### Work required
All lines in the records below with the word "this" must be returned.

### Supplied information
__________

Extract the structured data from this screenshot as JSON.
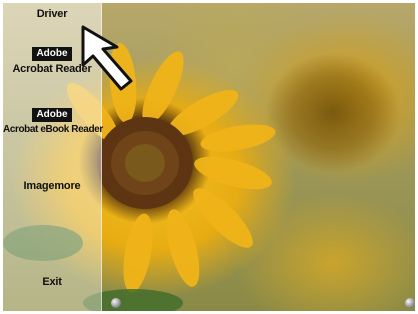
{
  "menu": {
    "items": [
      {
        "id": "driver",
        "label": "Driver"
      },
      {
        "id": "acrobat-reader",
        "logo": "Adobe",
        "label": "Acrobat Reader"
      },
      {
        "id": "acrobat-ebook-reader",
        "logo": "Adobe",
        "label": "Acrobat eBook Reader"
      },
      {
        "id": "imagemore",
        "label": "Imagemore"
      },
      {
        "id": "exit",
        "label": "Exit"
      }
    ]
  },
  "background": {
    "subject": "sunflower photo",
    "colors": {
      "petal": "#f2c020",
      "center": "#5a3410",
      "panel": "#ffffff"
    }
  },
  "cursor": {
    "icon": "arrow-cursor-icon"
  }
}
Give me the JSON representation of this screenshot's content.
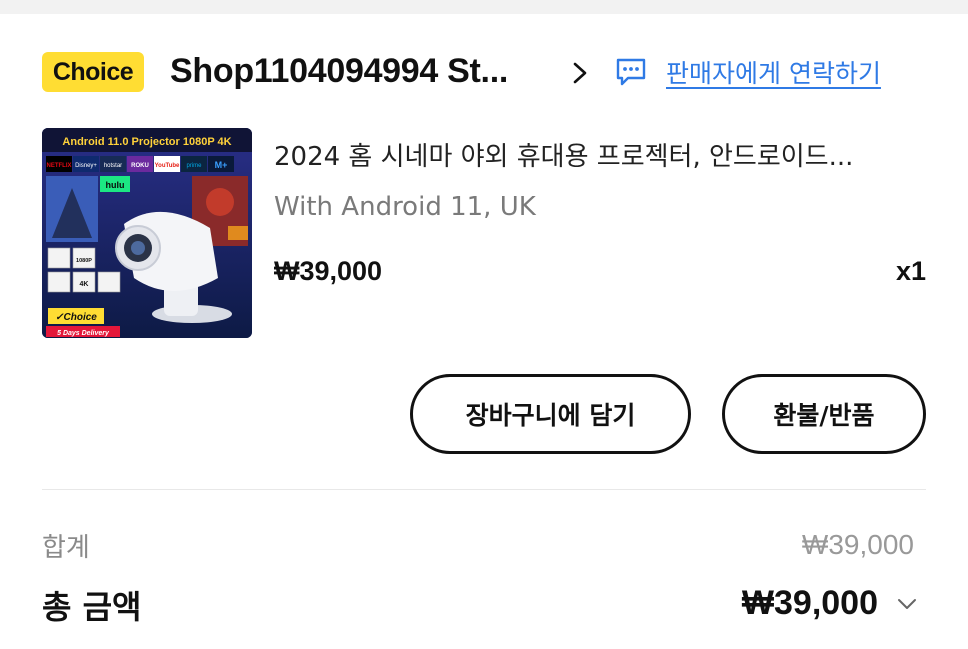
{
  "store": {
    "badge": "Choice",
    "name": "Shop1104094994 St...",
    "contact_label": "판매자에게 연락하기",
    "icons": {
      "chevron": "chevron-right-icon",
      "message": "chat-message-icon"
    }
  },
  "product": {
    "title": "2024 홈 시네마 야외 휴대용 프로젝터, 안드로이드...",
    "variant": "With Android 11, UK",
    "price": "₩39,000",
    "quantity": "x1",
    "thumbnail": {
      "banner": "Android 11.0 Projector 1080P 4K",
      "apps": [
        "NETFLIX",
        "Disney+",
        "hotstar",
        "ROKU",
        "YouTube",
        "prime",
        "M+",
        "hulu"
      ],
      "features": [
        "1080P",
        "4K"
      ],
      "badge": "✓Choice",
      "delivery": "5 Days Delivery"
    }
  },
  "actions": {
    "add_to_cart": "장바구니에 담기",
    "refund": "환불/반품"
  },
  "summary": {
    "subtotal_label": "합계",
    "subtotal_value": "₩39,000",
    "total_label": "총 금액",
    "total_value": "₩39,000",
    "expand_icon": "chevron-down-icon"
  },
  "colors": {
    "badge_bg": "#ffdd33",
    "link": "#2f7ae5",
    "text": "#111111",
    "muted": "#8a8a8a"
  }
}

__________

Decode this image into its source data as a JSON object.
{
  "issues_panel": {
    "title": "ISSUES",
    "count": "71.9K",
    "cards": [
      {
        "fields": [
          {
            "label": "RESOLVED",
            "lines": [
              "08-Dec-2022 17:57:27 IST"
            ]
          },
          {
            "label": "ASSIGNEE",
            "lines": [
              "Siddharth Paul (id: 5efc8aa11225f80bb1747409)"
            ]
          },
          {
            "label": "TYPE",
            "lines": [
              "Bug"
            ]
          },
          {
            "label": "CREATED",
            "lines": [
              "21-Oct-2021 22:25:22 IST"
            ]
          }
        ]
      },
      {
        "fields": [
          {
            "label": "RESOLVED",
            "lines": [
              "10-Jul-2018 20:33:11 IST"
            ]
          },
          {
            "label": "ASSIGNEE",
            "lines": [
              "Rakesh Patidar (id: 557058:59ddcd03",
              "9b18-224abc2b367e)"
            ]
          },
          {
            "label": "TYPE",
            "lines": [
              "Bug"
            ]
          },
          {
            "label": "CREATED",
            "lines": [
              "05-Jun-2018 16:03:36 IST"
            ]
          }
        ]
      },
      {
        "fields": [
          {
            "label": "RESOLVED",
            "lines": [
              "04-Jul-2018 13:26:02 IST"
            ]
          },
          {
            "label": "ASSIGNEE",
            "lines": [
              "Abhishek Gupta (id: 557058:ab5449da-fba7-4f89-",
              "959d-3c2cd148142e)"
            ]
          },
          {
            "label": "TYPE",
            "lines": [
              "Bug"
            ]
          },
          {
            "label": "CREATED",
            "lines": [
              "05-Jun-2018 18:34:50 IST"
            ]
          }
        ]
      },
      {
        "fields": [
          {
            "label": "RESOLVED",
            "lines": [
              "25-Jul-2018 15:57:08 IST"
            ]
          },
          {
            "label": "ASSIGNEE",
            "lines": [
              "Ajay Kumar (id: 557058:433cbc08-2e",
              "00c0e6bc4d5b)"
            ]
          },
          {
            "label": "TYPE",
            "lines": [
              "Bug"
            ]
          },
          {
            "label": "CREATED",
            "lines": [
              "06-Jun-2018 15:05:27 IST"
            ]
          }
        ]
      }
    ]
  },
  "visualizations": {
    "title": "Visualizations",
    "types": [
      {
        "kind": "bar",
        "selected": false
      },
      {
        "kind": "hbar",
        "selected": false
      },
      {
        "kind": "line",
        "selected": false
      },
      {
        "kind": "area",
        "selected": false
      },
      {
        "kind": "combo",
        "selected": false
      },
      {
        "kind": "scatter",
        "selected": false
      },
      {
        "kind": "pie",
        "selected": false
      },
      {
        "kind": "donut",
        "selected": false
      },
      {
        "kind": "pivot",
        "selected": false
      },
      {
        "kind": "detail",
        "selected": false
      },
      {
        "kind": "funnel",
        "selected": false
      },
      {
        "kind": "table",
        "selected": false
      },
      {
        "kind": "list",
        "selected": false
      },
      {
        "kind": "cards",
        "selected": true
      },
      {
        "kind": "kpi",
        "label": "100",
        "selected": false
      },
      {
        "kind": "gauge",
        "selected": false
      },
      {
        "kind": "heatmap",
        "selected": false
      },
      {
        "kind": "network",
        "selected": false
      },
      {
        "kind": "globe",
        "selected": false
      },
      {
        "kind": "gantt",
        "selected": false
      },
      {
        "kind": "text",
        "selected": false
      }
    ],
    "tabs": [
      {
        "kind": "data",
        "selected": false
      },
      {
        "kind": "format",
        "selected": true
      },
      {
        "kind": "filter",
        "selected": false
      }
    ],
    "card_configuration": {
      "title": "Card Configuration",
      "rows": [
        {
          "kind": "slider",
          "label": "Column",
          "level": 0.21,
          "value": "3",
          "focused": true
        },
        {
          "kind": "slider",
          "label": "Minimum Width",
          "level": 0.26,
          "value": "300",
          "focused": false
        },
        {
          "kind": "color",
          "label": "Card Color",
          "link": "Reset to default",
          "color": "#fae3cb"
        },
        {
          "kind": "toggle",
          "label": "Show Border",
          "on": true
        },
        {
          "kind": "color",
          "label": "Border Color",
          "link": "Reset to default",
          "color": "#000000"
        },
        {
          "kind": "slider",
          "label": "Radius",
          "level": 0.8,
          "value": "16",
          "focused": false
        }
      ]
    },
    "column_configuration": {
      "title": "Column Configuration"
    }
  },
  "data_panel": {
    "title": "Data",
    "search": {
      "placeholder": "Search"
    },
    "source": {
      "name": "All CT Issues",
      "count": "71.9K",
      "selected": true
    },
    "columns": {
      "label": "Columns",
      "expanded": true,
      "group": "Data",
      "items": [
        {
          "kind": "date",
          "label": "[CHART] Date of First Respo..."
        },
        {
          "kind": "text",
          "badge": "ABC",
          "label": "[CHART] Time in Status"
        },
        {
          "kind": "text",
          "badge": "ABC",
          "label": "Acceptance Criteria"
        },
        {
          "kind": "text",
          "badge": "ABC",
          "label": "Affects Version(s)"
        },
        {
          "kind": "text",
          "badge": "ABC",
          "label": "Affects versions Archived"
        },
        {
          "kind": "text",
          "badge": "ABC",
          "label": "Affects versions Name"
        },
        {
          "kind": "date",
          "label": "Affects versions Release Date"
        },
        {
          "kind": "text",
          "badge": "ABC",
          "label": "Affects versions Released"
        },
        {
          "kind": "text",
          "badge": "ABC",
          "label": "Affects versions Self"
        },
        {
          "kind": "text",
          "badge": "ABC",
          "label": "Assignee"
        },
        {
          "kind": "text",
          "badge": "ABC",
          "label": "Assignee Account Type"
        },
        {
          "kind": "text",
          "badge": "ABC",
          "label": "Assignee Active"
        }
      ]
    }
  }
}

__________

### Your response
Extract the structured data from this screenshot as JSON.
Give me the JSON representation of this screenshot's content.
Decode this image into its source data as a JSON object.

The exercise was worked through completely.